WHAT THE EXERCISE ASKS> All of the records need to be retyped exactly, with no line dropped.

DATA EXTRACT>
>>>>
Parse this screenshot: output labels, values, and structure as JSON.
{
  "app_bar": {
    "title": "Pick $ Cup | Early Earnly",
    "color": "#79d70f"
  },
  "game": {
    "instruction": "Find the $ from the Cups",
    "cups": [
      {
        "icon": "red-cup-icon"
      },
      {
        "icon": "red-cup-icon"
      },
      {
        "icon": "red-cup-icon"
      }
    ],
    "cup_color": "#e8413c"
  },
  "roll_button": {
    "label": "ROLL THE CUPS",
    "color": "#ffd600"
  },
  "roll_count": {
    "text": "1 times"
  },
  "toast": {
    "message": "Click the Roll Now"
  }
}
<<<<
REPLY>
Parse this screenshot: output labels, values, and structure as JSON.
{
  "app_bar": {
    "title": "Pick $ Cup | Early Earnly",
    "color": "#79d70f"
  },
  "game": {
    "instruction": "Find the $ from the Cups",
    "cups": [
      {
        "icon": "red-cup-icon"
      },
      {
        "icon": "red-cup-icon"
      },
      {
        "icon": "red-cup-icon"
      }
    ],
    "cup_color": "#e8413c"
  },
  "roll_button": {
    "label": "ROLL THE CUPS",
    "color": "#ffd600"
  },
  "roll_count": {
    "text": "1 times"
  },
  "toast": {
    "message": "Click the Roll Now"
  }
}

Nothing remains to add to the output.